Read more of this story at Slashdot.

[linuxtoday.com] Movgrab: Cool Command Line Tool for Downloading Video Clips and Movies
Ubuntu Portal: "Movgrab can connect through an HTTP proxy, can output the download to stdout for piping into another program, and can fork into the background to free up the console."
[slashdot.org] Georgia Tech iPhone App Could Help Blind Users Text


MojoKid writes "Researchers at Georgia Tech university have built a prototype app for touch-screen mobile devices that is vying to be a complete solution for texting without the need to look at a mobile gadget's screen. In theory, it should greatly help the blind interact with mobile phones, but it could help just about anyone looking for a more efficient way to interact. Research has shown that gesture-based texting is a viable solution for eyes-free written communication in the future, making obsolete the need for users to look at their devices while inputting text. The free open-source app, called BrailleTouch, incorporates the Braille writing system used by the visually impaired. Early studies with visually impaired participants proficient in Braille typing have demonstrated that users can input up to 32 words per minute with 92 percent accuracy with the prototype app for the iPhone."

Read more of this story at Slashdot.
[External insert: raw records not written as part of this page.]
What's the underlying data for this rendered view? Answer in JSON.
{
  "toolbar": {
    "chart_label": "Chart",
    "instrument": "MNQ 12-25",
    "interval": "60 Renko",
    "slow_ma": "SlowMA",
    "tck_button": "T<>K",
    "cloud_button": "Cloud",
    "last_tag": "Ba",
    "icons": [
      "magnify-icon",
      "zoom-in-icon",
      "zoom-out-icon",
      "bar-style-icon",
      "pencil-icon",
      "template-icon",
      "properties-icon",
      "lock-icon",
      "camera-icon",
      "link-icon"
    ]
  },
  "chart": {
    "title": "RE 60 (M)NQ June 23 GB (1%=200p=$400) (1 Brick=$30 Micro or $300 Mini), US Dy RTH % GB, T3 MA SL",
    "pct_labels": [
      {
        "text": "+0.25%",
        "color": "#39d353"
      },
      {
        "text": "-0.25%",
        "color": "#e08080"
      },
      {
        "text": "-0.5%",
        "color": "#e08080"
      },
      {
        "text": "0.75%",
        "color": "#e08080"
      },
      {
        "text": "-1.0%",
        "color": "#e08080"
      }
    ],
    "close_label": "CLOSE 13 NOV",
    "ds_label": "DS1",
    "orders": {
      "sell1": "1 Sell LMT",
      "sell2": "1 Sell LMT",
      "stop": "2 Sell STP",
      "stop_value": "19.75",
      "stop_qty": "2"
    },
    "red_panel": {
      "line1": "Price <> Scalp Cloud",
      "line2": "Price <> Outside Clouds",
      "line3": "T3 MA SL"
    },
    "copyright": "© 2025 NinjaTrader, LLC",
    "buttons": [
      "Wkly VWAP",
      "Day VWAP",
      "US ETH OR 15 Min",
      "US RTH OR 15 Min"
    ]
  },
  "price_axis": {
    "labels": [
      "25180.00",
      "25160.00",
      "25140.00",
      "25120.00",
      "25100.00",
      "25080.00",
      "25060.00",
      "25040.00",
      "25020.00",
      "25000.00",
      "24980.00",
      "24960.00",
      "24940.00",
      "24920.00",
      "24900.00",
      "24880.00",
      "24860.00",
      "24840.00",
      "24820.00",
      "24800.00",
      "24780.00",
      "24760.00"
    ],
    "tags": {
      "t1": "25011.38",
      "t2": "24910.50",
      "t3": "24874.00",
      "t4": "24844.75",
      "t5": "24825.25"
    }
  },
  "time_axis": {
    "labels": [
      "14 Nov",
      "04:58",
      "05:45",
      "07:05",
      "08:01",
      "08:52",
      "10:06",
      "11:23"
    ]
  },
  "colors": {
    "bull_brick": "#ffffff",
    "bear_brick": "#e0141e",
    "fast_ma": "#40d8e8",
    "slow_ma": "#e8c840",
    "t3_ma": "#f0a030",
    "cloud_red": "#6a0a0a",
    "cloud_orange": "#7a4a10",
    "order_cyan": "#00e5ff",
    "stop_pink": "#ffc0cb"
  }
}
[linuxtoday.com] Chakra GNU/Linux 2012.02 Archimedes review
LinuxBSDos.com: "Unlike Arch Linux, which supports several desktop environments, Chakra is a KDE-only distribution."